Independence Does Not Mean Isolation

135-Exposure.jpg

I often refer to myself as a fiercely independent person. I tend to prefer working alone. I am an introvert who recharges by being by herself. This tendency comes in part from being a member of a large family. It always felt like I had 6 parents instead of 2 (my 4 older siblings all feel largely responsible for raising me). And it is hard to please that many people and to live up to that many expectations. If I instead operate outside of those expectations, and keep to myself, I am much happier.

The trouble comes when I use my preference for independence as an excuse to isolate myself. This happens a lot in social situations. I will be invited to join some gathering and, rather than participate, I avoid it. I am an incredibly reluctant leader. Any position I was ever given was not my first choice and I made that clear. In fact, I am so prone to doing this that my friends are often surprised to learn that I was president of my sorority. “But you hate people!” is their reaction.

Now, I don’t think I am a full on misanthrope. I don’t hate people. I am often annoyed by them. But who among us isn’t annoyed by other people?

Anyway, the point is that I have made isolating myself a habit. It is such a strong habit that I have begun confusing it with my true nature. In Yoga, we learn about samskaras or the deep impressions we create through repeated actions. They influence our future actions as we repeatedly choose the same path. The way that we begin to change these impressions is by making choices that re-pattern our lives.

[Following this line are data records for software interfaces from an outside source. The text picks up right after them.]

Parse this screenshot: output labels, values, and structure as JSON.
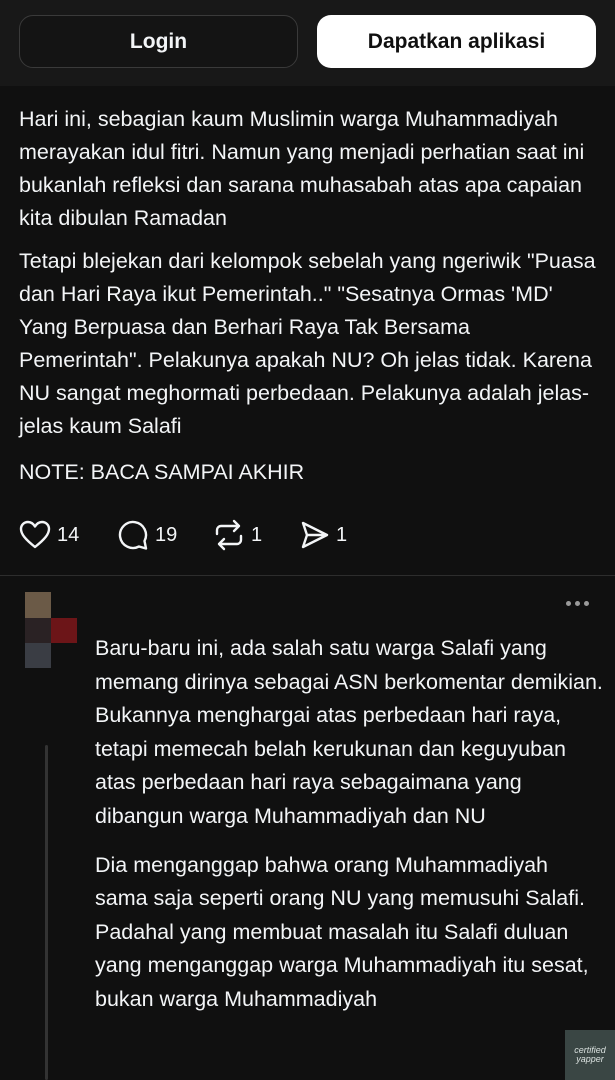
{
  "header": {
    "login_label": "Login",
    "get_app_label": "Dapatkan aplikasi"
  },
  "post": {
    "paragraphs": [
      "Hari ini, sebagian kaum Muslimin warga Muhammadiyah merayakan idul fitri. Namun yang menjadi perhatian saat ini bukanlah refleksi dan sarana muhasabah atas apa capaian kita dibulan Ramadan",
      "Tetapi blejekan dari kelompok sebelah yang ngeriwik \"Puasa dan Hari Raya ikut Pemerintah..\" \"Sesatnya Ormas 'MD' Yang Berpuasa dan Berhari Raya Tak Bersama Pemerintah\". Pelakunya apakah NU? Oh jelas tidak. Karena NU sangat meghormati perbedaan. Pelakunya adalah jelas-jelas kaum Salafi",
      "NOTE: BACA SAMPAI AKHIR"
    ],
    "actions": {
      "likes": "14",
      "comments": "19",
      "reposts": "1",
      "shares": "1"
    }
  },
  "reply": {
    "paragraphs": [
      "Baru-baru ini, ada salah satu warga Salafi yang memang dirinya sebagai ASN berkomentar demikian. Bukannya menghargai atas perbedaan hari raya, tetapi memecah belah kerukunan dan keguyuban atas perbedaan hari raya sebagaimana yang dibangun warga Muhammadiyah dan NU",
      "Dia menganggap bahwa orang Muhammadiyah sama saja seperti orang NU yang memusuhi Salafi. Padahal yang membuat masalah itu Salafi duluan yang menganggap warga Muhammadiyah itu sesat, bukan warga Muhammadiyah"
    ]
  },
  "watermark": "certified yapper",
  "colors": {
    "background": "#101010",
    "text": "#f3f5f7",
    "button_primary_bg": "#ffffff"
  },
  "icons": [
    "heart-icon",
    "comment-icon",
    "repost-icon",
    "share-icon",
    "more-icon"
  ]
}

This is a huge undertaking especially when it comes to the deepest impressions in our brains. Like my habit of isolating myself, the habits that we have accepted as personality traits can be the most difficult to change. When it comes to making progress in re-patterning you should start small. We (meaning all of humanity, anyone who tried to create a good habit) know the best way to make positive change in our lives is by going incrementally, seeing progress, and then building upon that progress. If we try to tackle the biggest issues, and fail, we might not try again.

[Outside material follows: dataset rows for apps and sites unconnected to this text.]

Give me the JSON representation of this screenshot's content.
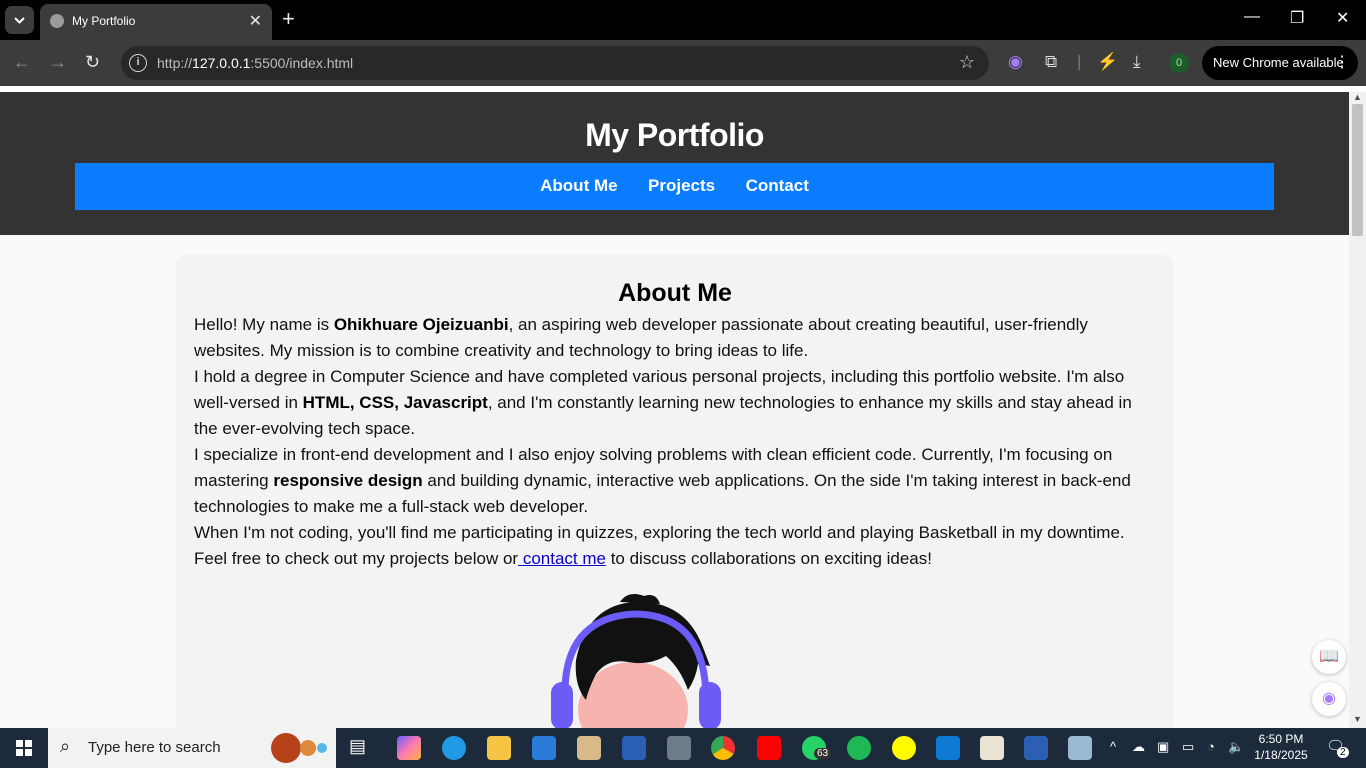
{
  "browser": {
    "tab_title": "My Portfolio",
    "url_host": "127.0.0.1",
    "url_prefix": "http://",
    "url_suffix": ":5500/index.html",
    "extension_badge": "0",
    "update_label": "New Chrome available"
  },
  "site": {
    "title": "My Portfolio",
    "nav": [
      "About Me",
      "Projects",
      "Contact"
    ]
  },
  "about": {
    "heading": "About Me",
    "p1_a": "Hello! My name is ",
    "p1_name": "Ohikhuare Ojeizuanbi",
    "p1_b": ", an aspiring web developer passionate about creating beautiful, user-friendly websites. My mission is to combine creativity and technology to bring ideas to life.",
    "p2_a": "I hold a degree in Computer Science and have completed various personal projects, including this portfolio website. I'm also well-versed in ",
    "p2_skills": "HTML, CSS, Javascript",
    "p2_b": ", and I'm constantly learning new technologies to enhance my skills and stay ahead in the ever-evolving tech space.",
    "p3_a": "I specialize in front-end development and I also enjoy solving problems with clean efficient code. Currently, I'm focusing on mastering ",
    "p3_focus": "responsive design",
    "p3_b": " and building dynamic, interactive web applications. On the side I'm taking interest in back-end technologies to make me a full-stack web developer.",
    "p4_a": "When I'm not coding, you'll find me participating in quizzes, exploring the tech world and playing Basketball in my downtime. Feel free to check out my projects below or",
    "p4_link": " contact me",
    "p4_b": " to discuss collaborations on exciting ideas!"
  },
  "taskbar": {
    "search_placeholder": "Type here to search",
    "whatsapp_badge": "63",
    "time": "6:50 PM",
    "date": "1/18/2025",
    "notifications": "2"
  },
  "colors": {
    "header_bg": "#333333",
    "nav_bg": "#0a7cff",
    "card_bg": "#f3f3f3",
    "link": "#0a00c8"
  }
}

So how am I going to be less of an isolationist if I see as part of who I am? Well, I am going to start by saying yes. I will say yes to lunch. I will say yes to coffee. And then, we shall see.